• [Activity] Retrieve each line that contains the word "arrow" from the entries below.

Data about app and page elements:
◇ ◇ ◇ ◇ ◇ ◇ ◇

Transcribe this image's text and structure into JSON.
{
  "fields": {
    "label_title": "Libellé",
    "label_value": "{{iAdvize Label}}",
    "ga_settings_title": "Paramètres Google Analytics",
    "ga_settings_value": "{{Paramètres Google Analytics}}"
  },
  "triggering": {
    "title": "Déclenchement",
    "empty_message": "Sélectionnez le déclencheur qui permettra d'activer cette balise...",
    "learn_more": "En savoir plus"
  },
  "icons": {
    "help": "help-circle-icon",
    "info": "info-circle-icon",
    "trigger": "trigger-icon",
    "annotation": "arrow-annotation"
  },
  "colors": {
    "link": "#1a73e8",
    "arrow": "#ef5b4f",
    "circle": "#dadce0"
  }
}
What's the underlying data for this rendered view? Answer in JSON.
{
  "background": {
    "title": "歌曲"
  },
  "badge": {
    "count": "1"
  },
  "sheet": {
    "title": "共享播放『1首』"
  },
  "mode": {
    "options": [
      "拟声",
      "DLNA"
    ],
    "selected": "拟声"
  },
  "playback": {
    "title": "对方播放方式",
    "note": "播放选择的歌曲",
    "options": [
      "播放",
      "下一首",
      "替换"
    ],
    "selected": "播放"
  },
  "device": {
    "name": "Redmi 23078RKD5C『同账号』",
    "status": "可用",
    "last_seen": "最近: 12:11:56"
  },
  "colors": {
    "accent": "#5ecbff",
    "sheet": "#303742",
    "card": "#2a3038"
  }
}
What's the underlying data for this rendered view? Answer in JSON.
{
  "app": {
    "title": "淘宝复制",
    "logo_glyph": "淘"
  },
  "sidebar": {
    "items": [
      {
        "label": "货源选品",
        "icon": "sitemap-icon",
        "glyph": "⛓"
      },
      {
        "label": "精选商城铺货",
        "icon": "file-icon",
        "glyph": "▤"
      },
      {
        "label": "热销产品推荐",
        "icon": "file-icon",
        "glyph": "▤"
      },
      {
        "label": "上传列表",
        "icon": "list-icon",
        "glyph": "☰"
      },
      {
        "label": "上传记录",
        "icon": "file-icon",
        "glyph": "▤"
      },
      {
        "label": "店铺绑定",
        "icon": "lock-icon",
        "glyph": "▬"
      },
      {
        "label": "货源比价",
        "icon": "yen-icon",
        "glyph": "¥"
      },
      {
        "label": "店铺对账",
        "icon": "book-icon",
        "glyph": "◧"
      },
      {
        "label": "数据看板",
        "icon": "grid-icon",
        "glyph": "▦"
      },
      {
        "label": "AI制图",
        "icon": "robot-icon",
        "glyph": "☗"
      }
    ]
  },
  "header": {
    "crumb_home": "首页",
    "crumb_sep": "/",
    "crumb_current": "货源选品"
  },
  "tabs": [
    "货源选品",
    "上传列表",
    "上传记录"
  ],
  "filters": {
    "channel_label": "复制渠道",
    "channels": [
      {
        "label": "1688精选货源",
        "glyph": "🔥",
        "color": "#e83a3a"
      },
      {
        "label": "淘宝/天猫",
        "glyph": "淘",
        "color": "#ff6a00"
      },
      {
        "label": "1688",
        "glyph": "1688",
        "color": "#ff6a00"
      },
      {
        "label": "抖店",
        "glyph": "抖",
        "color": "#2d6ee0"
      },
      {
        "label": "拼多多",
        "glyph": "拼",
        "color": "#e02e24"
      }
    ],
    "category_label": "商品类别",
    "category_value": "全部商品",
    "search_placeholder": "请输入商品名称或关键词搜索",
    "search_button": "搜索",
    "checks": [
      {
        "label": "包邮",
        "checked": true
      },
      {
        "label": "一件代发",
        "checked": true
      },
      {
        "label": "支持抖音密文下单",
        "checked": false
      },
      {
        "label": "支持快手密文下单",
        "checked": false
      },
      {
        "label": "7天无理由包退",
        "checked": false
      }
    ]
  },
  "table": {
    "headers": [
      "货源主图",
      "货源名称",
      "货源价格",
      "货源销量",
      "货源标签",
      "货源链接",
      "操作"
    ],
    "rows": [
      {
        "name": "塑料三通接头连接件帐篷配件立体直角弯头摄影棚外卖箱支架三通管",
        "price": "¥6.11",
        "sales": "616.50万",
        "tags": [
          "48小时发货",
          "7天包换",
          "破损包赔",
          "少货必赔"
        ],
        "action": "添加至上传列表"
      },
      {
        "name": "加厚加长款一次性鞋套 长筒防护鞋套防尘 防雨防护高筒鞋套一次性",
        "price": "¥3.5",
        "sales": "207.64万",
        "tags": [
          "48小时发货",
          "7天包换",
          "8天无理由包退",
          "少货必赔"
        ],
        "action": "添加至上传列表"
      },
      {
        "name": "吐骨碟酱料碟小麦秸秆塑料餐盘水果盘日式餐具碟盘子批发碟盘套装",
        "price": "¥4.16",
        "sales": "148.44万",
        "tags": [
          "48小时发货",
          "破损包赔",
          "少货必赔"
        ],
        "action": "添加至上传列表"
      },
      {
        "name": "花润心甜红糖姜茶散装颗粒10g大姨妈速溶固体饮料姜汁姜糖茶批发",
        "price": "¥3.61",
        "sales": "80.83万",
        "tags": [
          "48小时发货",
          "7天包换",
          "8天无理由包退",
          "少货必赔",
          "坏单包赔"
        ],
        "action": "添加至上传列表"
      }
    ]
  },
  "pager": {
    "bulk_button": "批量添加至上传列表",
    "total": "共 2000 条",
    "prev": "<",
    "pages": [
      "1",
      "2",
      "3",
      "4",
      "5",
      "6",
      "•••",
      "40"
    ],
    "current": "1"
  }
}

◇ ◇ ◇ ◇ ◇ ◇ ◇

• [Written response]
    "annotation": "arrow-annotation"
    "arrow": "#ef5b4f",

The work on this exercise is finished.